● WORK REQUIRED
How many lines below hold "view"? Answer with only the number.

● EXERCISE MATERIAL
○ ○ ○

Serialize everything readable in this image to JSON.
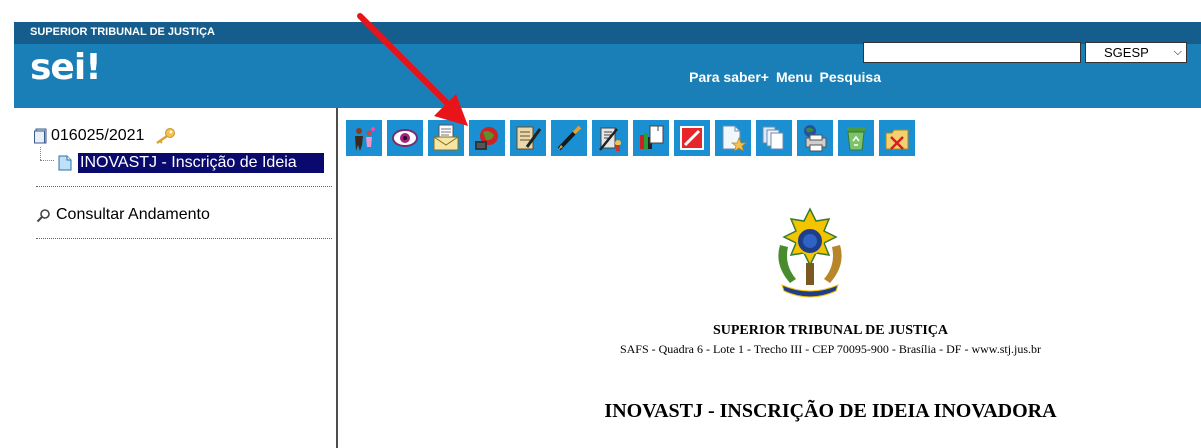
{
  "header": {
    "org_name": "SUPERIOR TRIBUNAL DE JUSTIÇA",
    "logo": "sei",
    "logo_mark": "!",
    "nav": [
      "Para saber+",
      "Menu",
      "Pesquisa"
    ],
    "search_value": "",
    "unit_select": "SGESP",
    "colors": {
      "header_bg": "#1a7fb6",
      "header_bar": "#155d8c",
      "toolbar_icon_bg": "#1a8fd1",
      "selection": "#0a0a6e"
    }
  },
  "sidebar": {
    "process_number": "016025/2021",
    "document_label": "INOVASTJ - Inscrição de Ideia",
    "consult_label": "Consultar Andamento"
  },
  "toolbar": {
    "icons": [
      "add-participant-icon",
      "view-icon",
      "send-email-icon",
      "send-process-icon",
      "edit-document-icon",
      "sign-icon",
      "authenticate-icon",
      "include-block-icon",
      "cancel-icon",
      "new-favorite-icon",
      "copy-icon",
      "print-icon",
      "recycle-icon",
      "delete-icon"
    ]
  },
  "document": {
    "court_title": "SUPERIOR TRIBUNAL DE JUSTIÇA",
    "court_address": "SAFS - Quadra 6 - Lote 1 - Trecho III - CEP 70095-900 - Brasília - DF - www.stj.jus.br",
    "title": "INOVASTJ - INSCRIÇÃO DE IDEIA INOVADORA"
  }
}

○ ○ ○

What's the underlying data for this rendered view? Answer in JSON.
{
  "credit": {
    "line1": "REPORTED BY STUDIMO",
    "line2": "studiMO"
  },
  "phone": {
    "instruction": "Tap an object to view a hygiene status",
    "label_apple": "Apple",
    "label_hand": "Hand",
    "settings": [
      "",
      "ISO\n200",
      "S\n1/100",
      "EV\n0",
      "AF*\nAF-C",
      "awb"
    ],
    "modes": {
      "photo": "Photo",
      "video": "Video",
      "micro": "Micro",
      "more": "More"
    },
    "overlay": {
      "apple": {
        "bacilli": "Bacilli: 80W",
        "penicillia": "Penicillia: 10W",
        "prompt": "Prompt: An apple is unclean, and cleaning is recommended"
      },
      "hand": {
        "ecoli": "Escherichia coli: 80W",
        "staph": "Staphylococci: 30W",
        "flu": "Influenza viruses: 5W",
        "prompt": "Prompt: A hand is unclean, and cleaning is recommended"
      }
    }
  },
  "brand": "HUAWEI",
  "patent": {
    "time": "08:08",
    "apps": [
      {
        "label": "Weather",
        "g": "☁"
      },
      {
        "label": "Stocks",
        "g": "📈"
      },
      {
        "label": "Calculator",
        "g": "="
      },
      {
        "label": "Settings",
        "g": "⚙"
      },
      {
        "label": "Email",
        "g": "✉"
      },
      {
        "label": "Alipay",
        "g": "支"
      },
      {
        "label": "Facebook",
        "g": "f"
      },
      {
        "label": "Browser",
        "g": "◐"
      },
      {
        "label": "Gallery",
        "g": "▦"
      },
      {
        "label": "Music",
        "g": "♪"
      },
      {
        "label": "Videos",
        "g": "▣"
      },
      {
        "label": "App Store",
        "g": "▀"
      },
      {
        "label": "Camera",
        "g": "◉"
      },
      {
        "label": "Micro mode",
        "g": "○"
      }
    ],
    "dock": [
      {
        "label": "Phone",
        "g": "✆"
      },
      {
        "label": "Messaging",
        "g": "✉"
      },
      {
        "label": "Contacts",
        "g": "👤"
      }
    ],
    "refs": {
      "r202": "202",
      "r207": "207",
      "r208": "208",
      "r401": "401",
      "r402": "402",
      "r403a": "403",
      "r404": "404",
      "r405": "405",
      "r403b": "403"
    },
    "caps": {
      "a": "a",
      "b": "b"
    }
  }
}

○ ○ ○

● YOUR RESPONSE
3